Janssens thinks sculpture as a place of perception. Consequently, the tools
and the palette of her works are an evolving configuration: they depend on
the sensation, the experience, and the singularity of each viewer. Sculpture is
not the object of perception—it is perception that sculpts.
With this, Janssen extends Carl Andre’s founding gesture from 1967 when the
American minimalist created his radical work, 144 Pieces of Zinc, with the zinc
sheets arranged on the floor in rows of twelve. With this piece, Andre posed
the principle of sculpture as situation, as a place from which to look at space
and environment. He said himself that he had broadened the movement of
Constantin Brancusi’s Colonne sans fin (1918-1938) by thinking it horizontally.
No longer directed towards the sky but rather placed on the earth. Ann
Veronica Janssens has unfolded Andre’s initial opening by introducing the
work as the possibility of exploring oneself. Colour plays a primordial role here.
Paul Cézanne’s experience is close by: ‘Colour is the place where our brain and
the universe meet’.2 The glass panes of CL2 Blue Shadow, CL2GN35 Orange,
CL9GN35 Sunset Bright Green create a multitude of iridescent reflections
that shift with one’s point of view. They enliven perception with a palette of
flamboyant colours. They are reflections from the first glimmers of the history
of art when, on the cave walls, shadows danced until they became painted
forms. They also mirror future horizons, where light, at once wave and particle,
dematerialises reality, bringing about innumerable connections.
If light is essentially a spiritual element, Ann Veronica Janssens is not engaged
in such a quest. Her explorations of the world are closer to those of the three
princes of the kingdom of Serendip.3 Like theirs, they are the fruit of a plurality
of discoveries, all born from chance, whether this is in the artist’s studio or in
the world around her. The journey is unpredictable. You are required to get
underway to ‘awaken powers dormant in ordinary vision’.4 The world is there,
Ann Veronica Janssens’ works invite us to discover it.
- Fernando Pessoa, The Book of Disquiet, Trans.
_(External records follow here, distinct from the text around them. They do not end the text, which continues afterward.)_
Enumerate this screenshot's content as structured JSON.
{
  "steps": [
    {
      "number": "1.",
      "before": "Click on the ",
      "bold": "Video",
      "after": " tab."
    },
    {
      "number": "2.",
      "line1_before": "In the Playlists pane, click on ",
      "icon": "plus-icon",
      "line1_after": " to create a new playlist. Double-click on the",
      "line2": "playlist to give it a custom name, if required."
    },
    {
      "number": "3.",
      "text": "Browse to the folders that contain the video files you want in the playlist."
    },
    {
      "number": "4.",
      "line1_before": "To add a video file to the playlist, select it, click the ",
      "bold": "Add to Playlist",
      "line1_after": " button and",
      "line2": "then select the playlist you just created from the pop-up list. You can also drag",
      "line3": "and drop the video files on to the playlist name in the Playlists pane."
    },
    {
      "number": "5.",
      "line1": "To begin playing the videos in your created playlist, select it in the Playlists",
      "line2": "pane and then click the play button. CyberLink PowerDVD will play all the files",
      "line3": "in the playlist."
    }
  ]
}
Margaret Jull Costa, Serpent’s Tail, 2010,
- Joaquim Gasquet, Cézanne, Encre Marine, 2002.
- Louis de Mailly, Les Aventures des trois princes de Serendip, Thierry Marchaisse, 2011.
- Maurice Merleau-Ponty, ‘Eye and Mind’ [L’OEil et l’Esprit], in The Primacy of Perception,
Ed. James M. Edie, Trans. Carleton Dallery, Northwestern University Press, 1964.